Today being the day of the “big game” with so many websites posting top ten lists and so many fans leaving comments, I thought I would add my two cents worth.
About officials: A lot of talk is going around the internet about these much-maligned men who call the games. I am a die-hard Seattle Seahawks fan and there is many a complaint about the officiating in Super Bowl XL where we lost to the Pittsburgh Steelers. Heck one of the officiating crew admitted to making bad calls in that game just this year.
First let me say this. I perceived a certain trend throughout the playoffs of the powers that be liking the “story” of Jerome Bettis going home to Detroit and going out in a blaze of glory as a champion. If I saw one more clip with him saying “Just get me home.” I was going to hurl.
Pittsburgh did have a great run to get there especially the win in Indianapolis. They were and are a hard-nosed football team. I would truly hate to believe that the NFL is in any way like the WWE!
Seattle had it’s best season ever. Shaun Alexander, Walter Jones and Steve Hutchinson were so dominant that even though the whole world knew they were going to run Shaun to the left side more often than not, they could still get it done. Seattle had some other good players. Matt Hasselbeck, Darrel Jackson, Bobby Engram, Joe Jurevicius and let me not forget the great fullback, Mack Strong on offense. Lofa Tatupu, Grant Wistrom and Rocky Bernard from the defense stand out in my mind. I hate to leave anyone on that team out. The entire roster contributed. I remember Steve Hutchinson pointing out a picture hanging in the hallway of the team offices snapped at the moment of the blocked field goal against the Giants. There was some serious effort shown there as Steve was pointing out during that interview. Seattle had a pretty good story going also. Steve will be the subject of his own post. We miss you!
The point I would really like to make in this post is that every team suffers from and benefits from questionable calls during the course of a season and playoff run. Every team also catches good and bad breaks. In 2005 The Dallas Cowboys defense shut Seattle’s running game down. Drew Bledsoe threw a very timely interception allowing Seattle a victory.
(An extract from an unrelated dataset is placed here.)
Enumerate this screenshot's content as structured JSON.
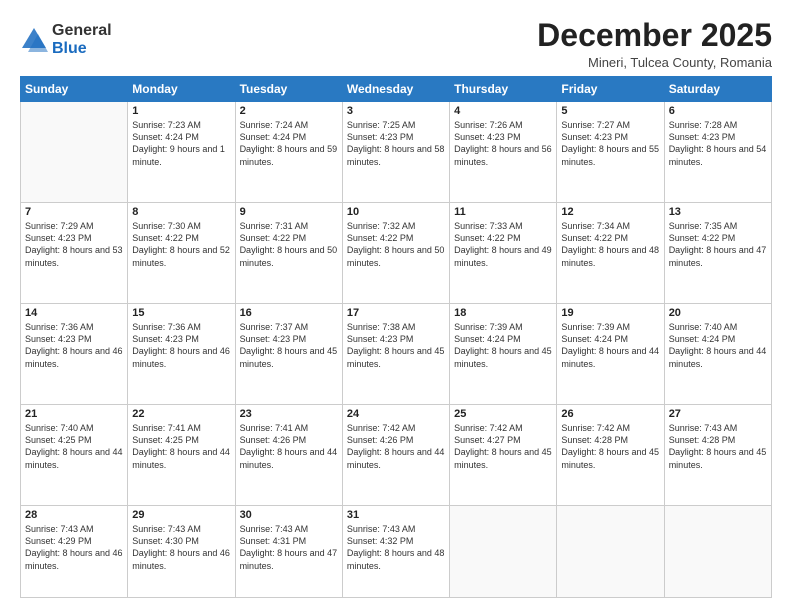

Thanks for the gift homeboy. My younger brother sacked him in high school. The New York Giants played very well in Seattle that season and the Seahawks managed to eke out a victory.
In Super Bowl XL the Pittsburgh Steelers made some great plays. I seem to remember a flea flicker that burned the Seahawks for a touchdown or at least led to one. There were a few others at least. Seattle did not run the ball as well as they had been all year. In the divisional playoff against the Redskins, Shaun was knocked out of the game on the second or third play and it was up to Matt and the receivers to get it done. They did.
The point I am trying to make here is that great teams get it done no matter what. They do not give up until the next day or something. I was very concerned when the Seahawks had to face the defending champion New Orleans Saints in the wildcard round this season even though they were very fortunate that it was a home game. Drew Brees certainly had the fire in his eyes yet Charlie Whitehurst managed to win the game.
The Pittsburgh Steelers and their quarterback Ben Roethlisberger embody these traits. They play hard until the game is over. I admire them for this, as much as I am tempted to despise them. So many times I have seen Big Ben shake off a tackle with the merest sidestep and complete the pass downfield. He is obviously very strong and very determined to win.
Mike Holmgren was a great coach. I think he let the official situation get under his skin a little too much. When they were attempting to interview him on the way to the locker room at half time he was visibly upset over the officiating. He reminded me of an angry walrus. I think his focus should have been on overcoming the obstacle rather than worrying about what had already transpired. The Seattle Seahawks outperformed the Pittsburgh Steelers in every measured statistic except the most important one. The final score.